By: Hadassa Kalatizadeh
Apple Inc. is apparently eliciting fear in the hearts of Wall Street experts. Though the iPhone maker’s stock price has been continuing its upward trend, analysts are starting to downgrade their target price for its shares. Investment bank Goldman Sachs took the initiative and cut its 12-month price target for the stock below most estimates on the Street. Goldman analyst Rod Hall cut his target from $187 to $165, which is 26 percent below the share price as of Thursday. Goldman said that the company’s one-year free trial period for the TV+ service would have a “material negative impact” on earnings, and would present lower hardware profit margins. He feels the company is poised to lose more than 25 percent of its share price over the year. Of late the analyst consensus on Apple has been a Moderate Buy, with an average price target of $224.76.

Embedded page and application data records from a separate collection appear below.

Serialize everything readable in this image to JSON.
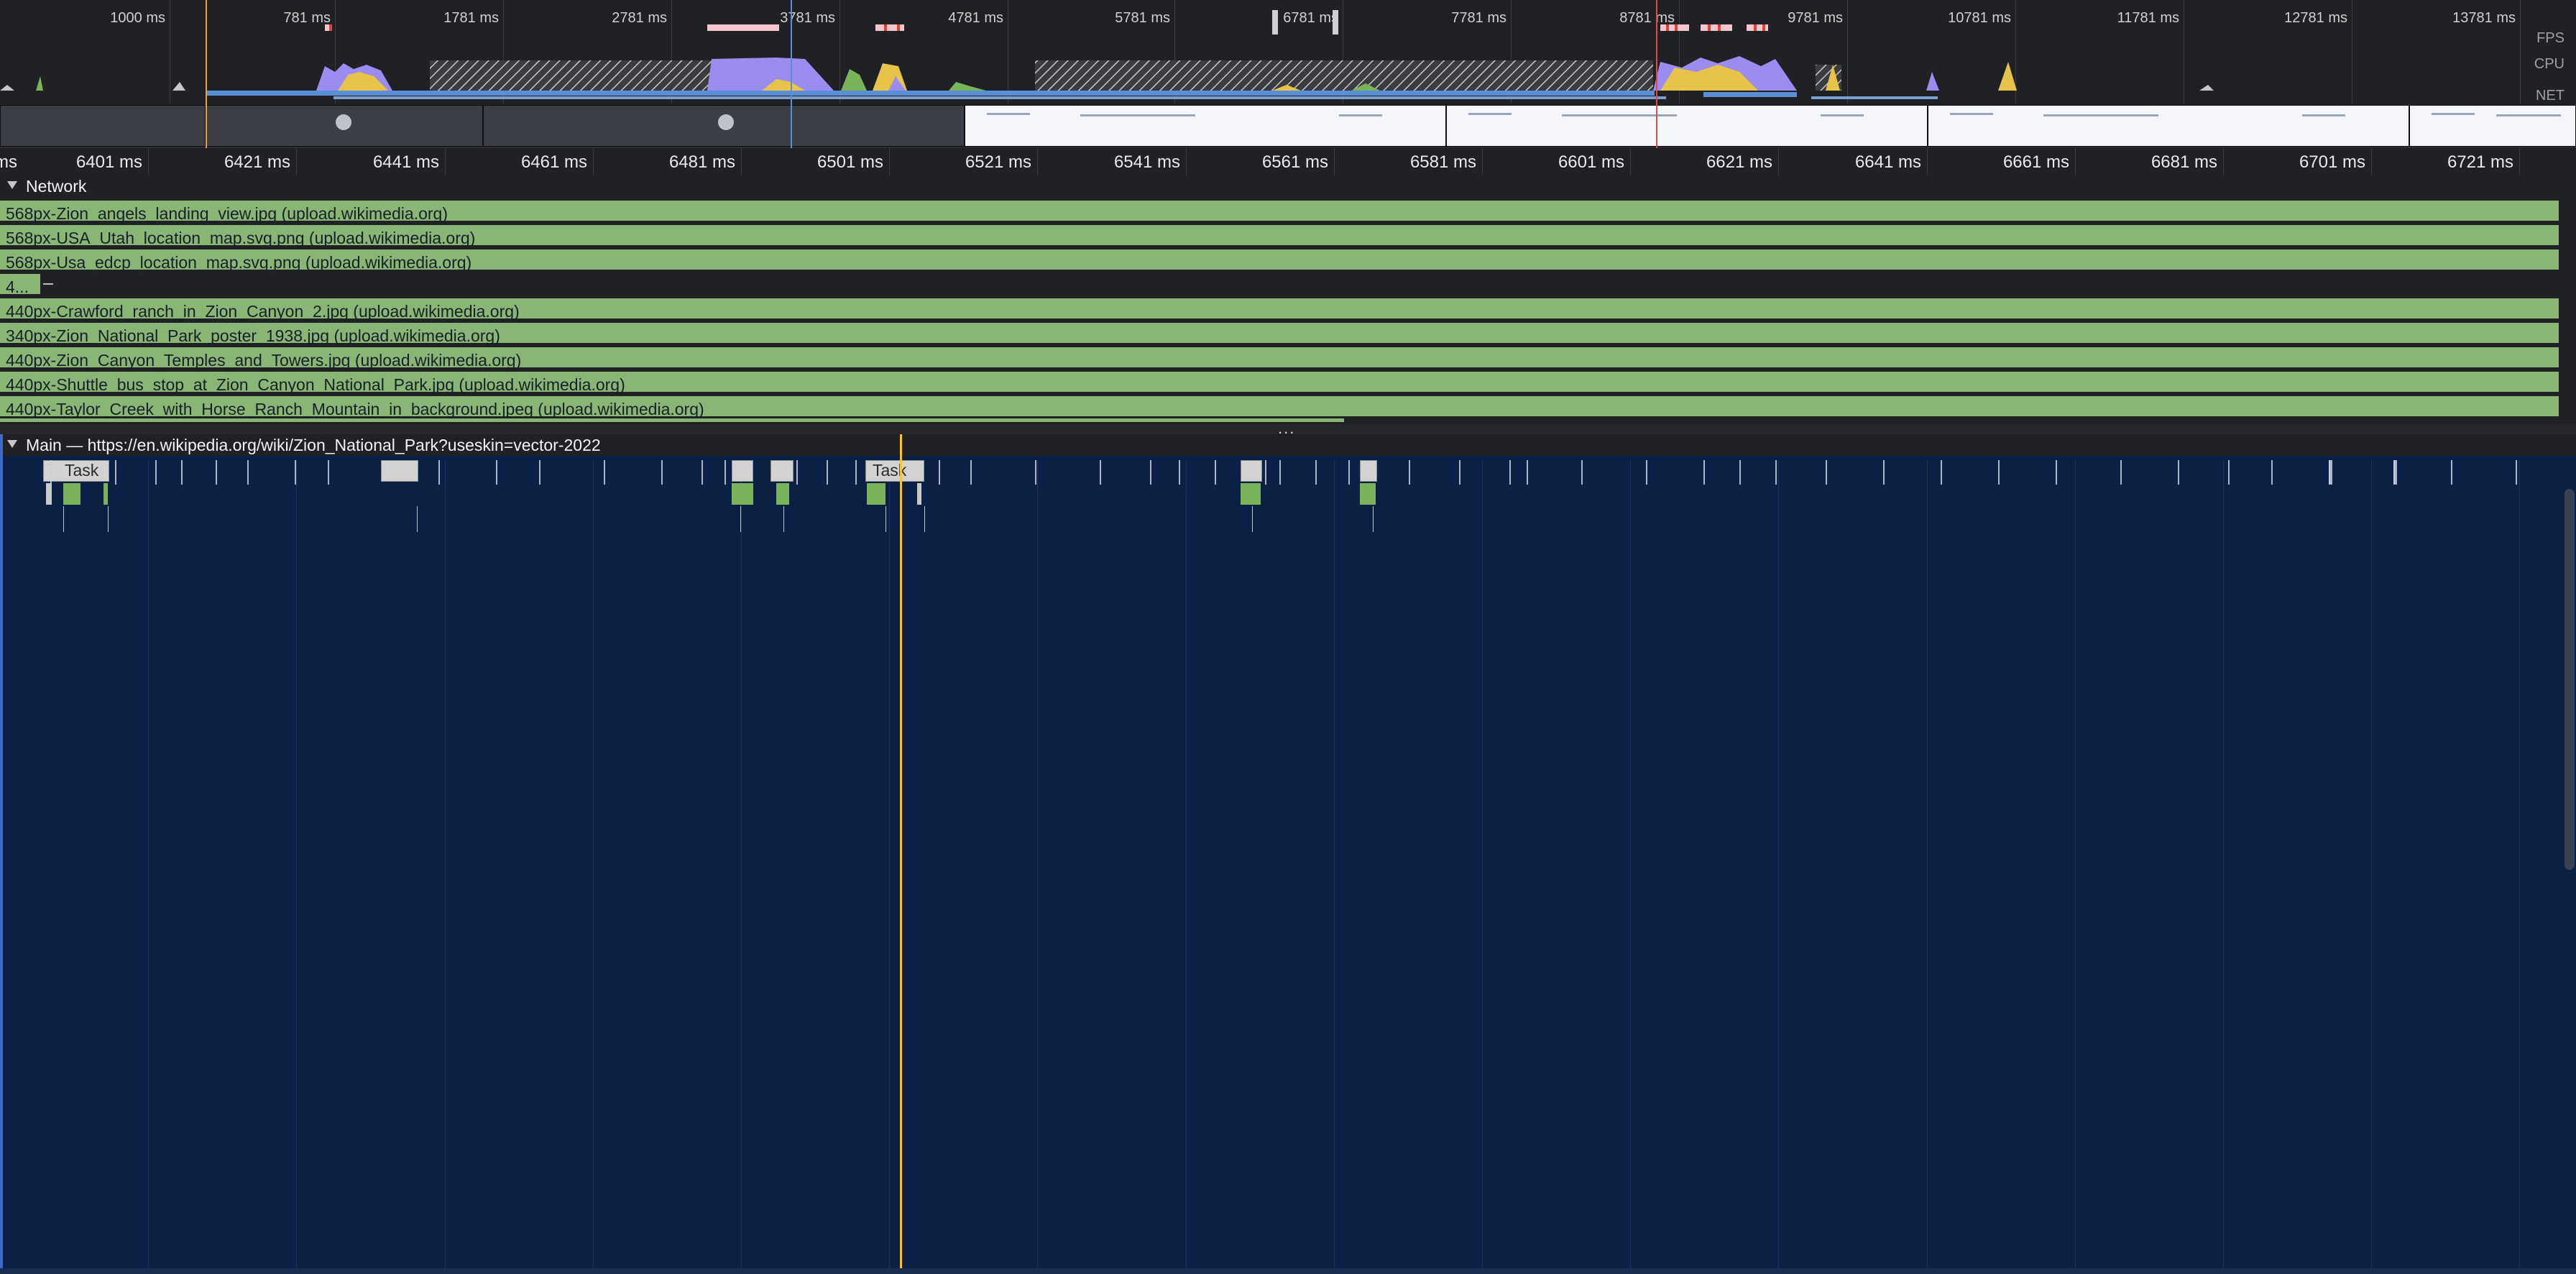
{
  "overview": {
    "tick_labels": [
      "1000 ms",
      "781 ms",
      "1781 ms",
      "2781 ms",
      "3781 ms",
      "4781 ms",
      "5781 ms",
      "6781 ms",
      "7781 ms",
      "8781 ms",
      "9781 ms",
      "10781 ms",
      "11781 ms",
      "12781 ms",
      "13781 ms"
    ],
    "track_labels": {
      "fps": "FPS",
      "cpu": "CPU",
      "net": "NET"
    }
  },
  "ruler": {
    "labels": [
      "ms",
      "6401 ms",
      "6421 ms",
      "6441 ms",
      "6461 ms",
      "6481 ms",
      "6501 ms",
      "6521 ms",
      "6541 ms",
      "6561 ms",
      "6581 ms",
      "6601 ms",
      "6621 ms",
      "6641 ms",
      "6661 ms",
      "6681 ms",
      "6701 ms",
      "6721 ms"
    ]
  },
  "network": {
    "title": "Network",
    "requests": [
      {
        "label": "568px-Zion_angels_landing_view.jpg (upload.wikimedia.org)"
      },
      {
        "label": "568px-USA_Utah_location_map.svg.png (upload.wikimedia.org)"
      },
      {
        "label": "568px-Usa_edcp_location_map.svg.png (upload.wikimedia.org)"
      },
      {
        "label": "4..."
      },
      {
        "label": "440px-Crawford_ranch_in_Zion_Canyon_2.jpg (upload.wikimedia.org)"
      },
      {
        "label": "340px-Zion_National_Park_poster_1938.jpg (upload.wikimedia.org)"
      },
      {
        "label": "440px-Zion_Canyon_Temples_and_Towers.jpg (upload.wikimedia.org)"
      },
      {
        "label": "440px-Shuttle_bus_stop_at_Zion_Canyon_National_Park.jpg (upload.wikimedia.org)"
      },
      {
        "label": "440px-Taylor_Creek_with_Horse_Ranch_Mountain_in_background.jpeg (upload.wikimedia.org)"
      }
    ]
  },
  "resizer": {
    "dots": "..."
  },
  "main": {
    "title": "Main — https://en.wikipedia.org/wiki/Zion_National_Park?useskin=vector-2022",
    "tasks": [
      {
        "label": "Task"
      },
      {
        "label": "Task"
      }
    ]
  },
  "colors": {
    "main_background": "#0c1f45",
    "panel_background": "#202124",
    "request_bar": "#8bb574",
    "playhead": "#f3c43a",
    "cpu_scripting": "#e7c34a",
    "cpu_rendering": "#9b8cf0",
    "cpu_painting": "#7ab45a",
    "net_bar": "#5a8fd6"
  }
}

As reported by Bloomberg News, while many investment firms are cautiously downgrading Apple, there are only a few companies to have a lower target than Goldman’s. Currently, the consensus rating for Apple is at 3.76 out of 5, which is the lowest it has been since the first half of 2004. New Street Research was among those to lower its price target for Apple last week, warning of a “multi-year decline” in demand for iPhone products. Rosenblatt downgraded the shares back in July, leading to the most sell ratings for the company since at least 1997, as per Bloomberg’s study of historical data. Since January, the number of investment firms with buy rating for Apple Inc plummeted below 50 percent, for the first time since 2004. The tech manufacturer now also has five sell ratings, as of this year.
The tech company, founded in 1976 by Steve Jobs, Steve Wozniak, and Ronald Wayne, closed at 218.75 on Friday afternoon, down almost 2 percent, but having bounced back from a 2.6 percent dip during the day. The stock has a one-year high price of $233.47 and a one-year low of $142, with an average volume of 25.65M. The share price is up over 13 percent from an August low, and is currently only 6% below its record high. At this price, Apple Inc.’s valuation is above $1 trillion.
In response, Apple Inc said in a statement to CNBC, “We do not expect the introduction of Apple TV+, including the accounting treatment for the service, to have a material impact on our financial results.”